Counting only lines that contain the string "text", how many are there in the data? Say the number alone.

(Element data from apps and pages)
--- START ---

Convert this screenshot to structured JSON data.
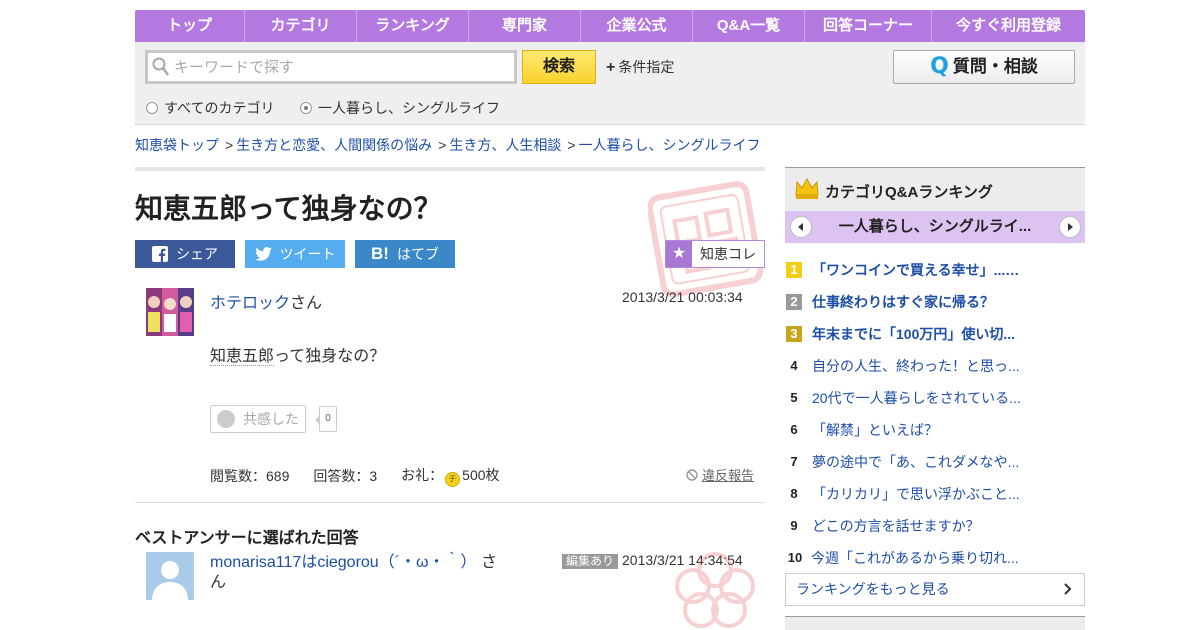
{
  "nav": {
    "items": [
      "トップ",
      "カテゴリ",
      "ランキング",
      "専門家",
      "企業公式",
      "Q&A一覧",
      "回答コーナー",
      "今すぐ利用登録"
    ]
  },
  "search": {
    "placeholder": "キーワードで探す",
    "button_label": "検索",
    "condition_label": "条件指定",
    "ask_label": "質問・相談",
    "scope_all": "すべてのカテゴリ",
    "scope_current": "一人暮らし、シングルライフ"
  },
  "breadcrumb": [
    "知恵袋トップ",
    "生き方と恋愛、人間関係の悩み",
    "生き方、人生相談",
    "一人暮らし、シングルライフ"
  ],
  "question": {
    "title": "知恵五郎って独身なの？",
    "share_facebook": "シェア",
    "share_twitter": "ツイート",
    "share_hatena": "はてブ",
    "chie_kore": "知恵コレ",
    "user_name": "ホテロック",
    "user_suffix": "さん",
    "date": "2013/3/21  00:03:34",
    "body_keyword": "知恵五郎",
    "body_rest": "って独身なの？",
    "empathy_label": "共感した",
    "empathy_count": "0",
    "views": "閲覧数：689",
    "answers": "回答数：3",
    "reward_label": "お礼：",
    "reward_value": "500枚",
    "report_label": "違反報告"
  },
  "best_answer": {
    "heading": "ベストアンサーに選ばれた回答",
    "user_name": "monarisa117はciegorou（´・ω・｀）",
    "user_suffix": "さん",
    "edited_badge": "編集あり",
    "date": "2013/3/21  14:34:54"
  },
  "sidebar": {
    "ranking_title": "カテゴリQ&Aランキング",
    "category_label": "一人暮らし、シングルライ...",
    "ranking": [
      {
        "rank": "1",
        "text": "「ワンコインで買える幸せ」...…"
      },
      {
        "rank": "2",
        "text": "仕事終わりはすぐ家に帰る？"
      },
      {
        "rank": "3",
        "text": "年末までに「100万円」使い切..."
      },
      {
        "rank": "4",
        "text": "自分の人生、終わった！と思っ..."
      },
      {
        "rank": "5",
        "text": "20代で一人暮らしをされている..."
      },
      {
        "rank": "6",
        "text": "「解禁」といえば？"
      },
      {
        "rank": "7",
        "text": "夢の途中で「あ、これダメなや..."
      },
      {
        "rank": "8",
        "text": "「カリカリ」で思い浮かぶこと..."
      },
      {
        "rank": "9",
        "text": "どこの方言を話せますか？"
      },
      {
        "rank": "10",
        "text": "今週「これがあるから乗り切れ..."
      }
    ],
    "more_label": "ランキングをもっと見る"
  }
}
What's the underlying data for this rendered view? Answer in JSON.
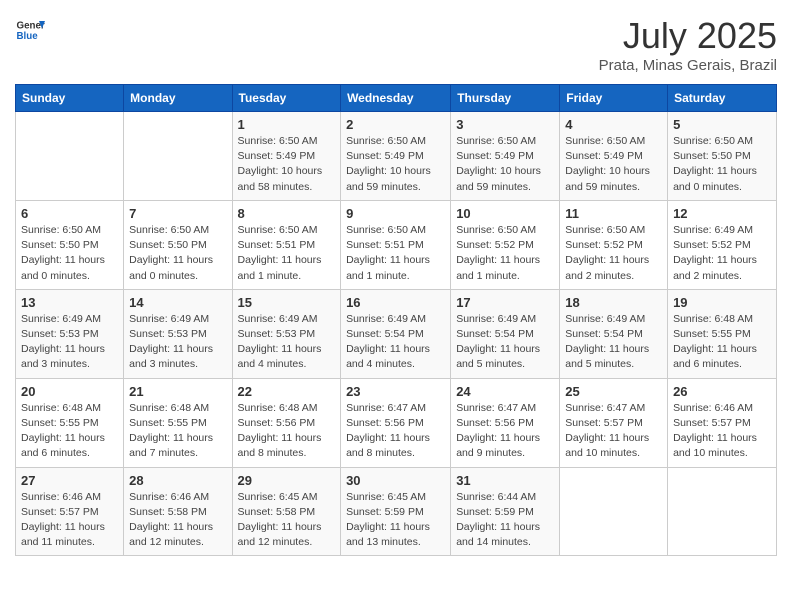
{
  "logo": {
    "line1": "General",
    "line2": "Blue"
  },
  "title": "July 2025",
  "location": "Prata, Minas Gerais, Brazil",
  "headers": [
    "Sunday",
    "Monday",
    "Tuesday",
    "Wednesday",
    "Thursday",
    "Friday",
    "Saturday"
  ],
  "weeks": [
    [
      {
        "day": "",
        "detail": ""
      },
      {
        "day": "",
        "detail": ""
      },
      {
        "day": "1",
        "detail": "Sunrise: 6:50 AM\nSunset: 5:49 PM\nDaylight: 10 hours\nand 58 minutes."
      },
      {
        "day": "2",
        "detail": "Sunrise: 6:50 AM\nSunset: 5:49 PM\nDaylight: 10 hours\nand 59 minutes."
      },
      {
        "day": "3",
        "detail": "Sunrise: 6:50 AM\nSunset: 5:49 PM\nDaylight: 10 hours\nand 59 minutes."
      },
      {
        "day": "4",
        "detail": "Sunrise: 6:50 AM\nSunset: 5:49 PM\nDaylight: 10 hours\nand 59 minutes."
      },
      {
        "day": "5",
        "detail": "Sunrise: 6:50 AM\nSunset: 5:50 PM\nDaylight: 11 hours\nand 0 minutes."
      }
    ],
    [
      {
        "day": "6",
        "detail": "Sunrise: 6:50 AM\nSunset: 5:50 PM\nDaylight: 11 hours\nand 0 minutes."
      },
      {
        "day": "7",
        "detail": "Sunrise: 6:50 AM\nSunset: 5:50 PM\nDaylight: 11 hours\nand 0 minutes."
      },
      {
        "day": "8",
        "detail": "Sunrise: 6:50 AM\nSunset: 5:51 PM\nDaylight: 11 hours\nand 1 minute."
      },
      {
        "day": "9",
        "detail": "Sunrise: 6:50 AM\nSunset: 5:51 PM\nDaylight: 11 hours\nand 1 minute."
      },
      {
        "day": "10",
        "detail": "Sunrise: 6:50 AM\nSunset: 5:52 PM\nDaylight: 11 hours\nand 1 minute."
      },
      {
        "day": "11",
        "detail": "Sunrise: 6:50 AM\nSunset: 5:52 PM\nDaylight: 11 hours\nand 2 minutes."
      },
      {
        "day": "12",
        "detail": "Sunrise: 6:49 AM\nSunset: 5:52 PM\nDaylight: 11 hours\nand 2 minutes."
      }
    ],
    [
      {
        "day": "13",
        "detail": "Sunrise: 6:49 AM\nSunset: 5:53 PM\nDaylight: 11 hours\nand 3 minutes."
      },
      {
        "day": "14",
        "detail": "Sunrise: 6:49 AM\nSunset: 5:53 PM\nDaylight: 11 hours\nand 3 minutes."
      },
      {
        "day": "15",
        "detail": "Sunrise: 6:49 AM\nSunset: 5:53 PM\nDaylight: 11 hours\nand 4 minutes."
      },
      {
        "day": "16",
        "detail": "Sunrise: 6:49 AM\nSunset: 5:54 PM\nDaylight: 11 hours\nand 4 minutes."
      },
      {
        "day": "17",
        "detail": "Sunrise: 6:49 AM\nSunset: 5:54 PM\nDaylight: 11 hours\nand 5 minutes."
      },
      {
        "day": "18",
        "detail": "Sunrise: 6:49 AM\nSunset: 5:54 PM\nDaylight: 11 hours\nand 5 minutes."
      },
      {
        "day": "19",
        "detail": "Sunrise: 6:48 AM\nSunset: 5:55 PM\nDaylight: 11 hours\nand 6 minutes."
      }
    ],
    [
      {
        "day": "20",
        "detail": "Sunrise: 6:48 AM\nSunset: 5:55 PM\nDaylight: 11 hours\nand 6 minutes."
      },
      {
        "day": "21",
        "detail": "Sunrise: 6:48 AM\nSunset: 5:55 PM\nDaylight: 11 hours\nand 7 minutes."
      },
      {
        "day": "22",
        "detail": "Sunrise: 6:48 AM\nSunset: 5:56 PM\nDaylight: 11 hours\nand 8 minutes."
      },
      {
        "day": "23",
        "detail": "Sunrise: 6:47 AM\nSunset: 5:56 PM\nDaylight: 11 hours\nand 8 minutes."
      },
      {
        "day": "24",
        "detail": "Sunrise: 6:47 AM\nSunset: 5:56 PM\nDaylight: 11 hours\nand 9 minutes."
      },
      {
        "day": "25",
        "detail": "Sunrise: 6:47 AM\nSunset: 5:57 PM\nDaylight: 11 hours\nand 10 minutes."
      },
      {
        "day": "26",
        "detail": "Sunrise: 6:46 AM\nSunset: 5:57 PM\nDaylight: 11 hours\nand 10 minutes."
      }
    ],
    [
      {
        "day": "27",
        "detail": "Sunrise: 6:46 AM\nSunset: 5:57 PM\nDaylight: 11 hours\nand 11 minutes."
      },
      {
        "day": "28",
        "detail": "Sunrise: 6:46 AM\nSunset: 5:58 PM\nDaylight: 11 hours\nand 12 minutes."
      },
      {
        "day": "29",
        "detail": "Sunrise: 6:45 AM\nSunset: 5:58 PM\nDaylight: 11 hours\nand 12 minutes."
      },
      {
        "day": "30",
        "detail": "Sunrise: 6:45 AM\nSunset: 5:59 PM\nDaylight: 11 hours\nand 13 minutes."
      },
      {
        "day": "31",
        "detail": "Sunrise: 6:44 AM\nSunset: 5:59 PM\nDaylight: 11 hours\nand 14 minutes."
      },
      {
        "day": "",
        "detail": ""
      },
      {
        "day": "",
        "detail": ""
      }
    ]
  ]
}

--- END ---

> [Exercise output]
10